What follows is a set of records. Repeat every one of them exactly.

BEGIN

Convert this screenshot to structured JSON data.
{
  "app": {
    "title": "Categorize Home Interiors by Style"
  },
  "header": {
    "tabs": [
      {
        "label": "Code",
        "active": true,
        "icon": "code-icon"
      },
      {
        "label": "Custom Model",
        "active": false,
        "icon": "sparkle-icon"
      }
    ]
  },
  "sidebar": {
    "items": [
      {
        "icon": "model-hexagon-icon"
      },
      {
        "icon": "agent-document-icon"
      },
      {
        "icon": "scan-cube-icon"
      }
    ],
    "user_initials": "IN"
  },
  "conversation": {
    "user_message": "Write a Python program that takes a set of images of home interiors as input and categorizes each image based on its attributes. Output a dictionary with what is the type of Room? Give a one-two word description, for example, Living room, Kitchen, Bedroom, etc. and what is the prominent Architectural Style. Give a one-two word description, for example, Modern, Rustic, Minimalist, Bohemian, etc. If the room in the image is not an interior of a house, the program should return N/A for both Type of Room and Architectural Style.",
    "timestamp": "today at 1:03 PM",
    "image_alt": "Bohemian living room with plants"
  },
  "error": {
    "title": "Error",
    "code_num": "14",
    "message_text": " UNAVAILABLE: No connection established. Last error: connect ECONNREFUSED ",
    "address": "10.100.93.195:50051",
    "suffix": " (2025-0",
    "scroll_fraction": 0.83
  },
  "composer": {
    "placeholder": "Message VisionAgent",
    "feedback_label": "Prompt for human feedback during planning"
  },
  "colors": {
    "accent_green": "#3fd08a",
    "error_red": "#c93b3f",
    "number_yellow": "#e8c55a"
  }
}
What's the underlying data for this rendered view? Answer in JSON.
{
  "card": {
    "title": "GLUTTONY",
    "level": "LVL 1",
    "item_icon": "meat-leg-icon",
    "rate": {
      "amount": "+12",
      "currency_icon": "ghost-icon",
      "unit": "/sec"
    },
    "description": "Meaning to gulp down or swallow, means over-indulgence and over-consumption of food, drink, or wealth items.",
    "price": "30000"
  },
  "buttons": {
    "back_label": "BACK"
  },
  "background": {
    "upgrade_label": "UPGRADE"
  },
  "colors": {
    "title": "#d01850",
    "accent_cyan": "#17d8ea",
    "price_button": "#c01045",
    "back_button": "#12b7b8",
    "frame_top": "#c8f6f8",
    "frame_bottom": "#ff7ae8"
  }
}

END

**Exercise answer**.
Convert this screenshot to structured JSON data.
{
  "app": {
    "title": "Categorize Home Interiors by Style"
  },
  "header": {
    "tabs": [
      {
        "label": "Code",
        "active": true,
        "icon": "code-icon"
      },
      {
        "label": "Custom Model",
        "active": false,
        "icon": "sparkle-icon"
      }
    ]
  },
  "sidebar": {
    "items": [
      {
        "icon": "model-hexagon-icon"
      },
      {
        "icon": "agent-document-icon"
      },
      {
        "icon": "scan-cube-icon"
      }
    ],
    "user_initials": "IN"
  },
  "conversation": {
    "user_message": "Write a Python program that takes a set of images of home interiors as input and categorizes each image based on its attributes. Output a dictionary with what is the type of Room? Give a one-two word description, for example, Living room, Kitchen, Bedroom, etc. and what is the prominent Architectural Style. Give a one-two word description, for example, Modern, Rustic, Minimalist, Bohemian, etc. If the room in the image is not an interior of a house, the program should return N/A for both Type of Room and Architectural Style.",
    "timestamp": "today at 1:03 PM",
    "image_alt": "Bohemian living room with plants"
  },
  "error": {
    "title": "Error",
    "code_num": "14",
    "message_text": " UNAVAILABLE: No connection established. Last error: connect ECONNREFUSED ",
    "address": "10.100.93.195:50051",
    "suffix": " (2025-0",
    "scroll_fraction": 0.83
  },
  "composer": {
    "placeholder": "Message VisionAgent",
    "feedback_label": "Prompt for human feedback during planning"
  },
  "colors": {
    "accent_green": "#3fd08a",
    "error_red": "#c93b3f",
    "number_yellow": "#e8c55a"
  }
}
What's the underlying data for this rendered view? Answer in JSON.
{
  "card": {
    "title": "GLUTTONY",
    "level": "LVL 1",
    "item_icon": "meat-leg-icon",
    "rate": {
      "amount": "+12",
      "currency_icon": "ghost-icon",
      "unit": "/sec"
    },
    "description": "Meaning to gulp down or swallow, means over-indulgence and over-consumption of food, drink, or wealth items.",
    "price": "30000"
  },
  "buttons": {
    "back_label": "BACK"
  },
  "background": {
    "upgrade_label": "UPGRADE"
  },
  "colors": {
    "title": "#d01850",
    "accent_cyan": "#17d8ea",
    "price_button": "#c01045",
    "back_button": "#12b7b8",
    "frame_top": "#c8f6f8",
    "frame_bottom": "#ff7ae8"
  }
}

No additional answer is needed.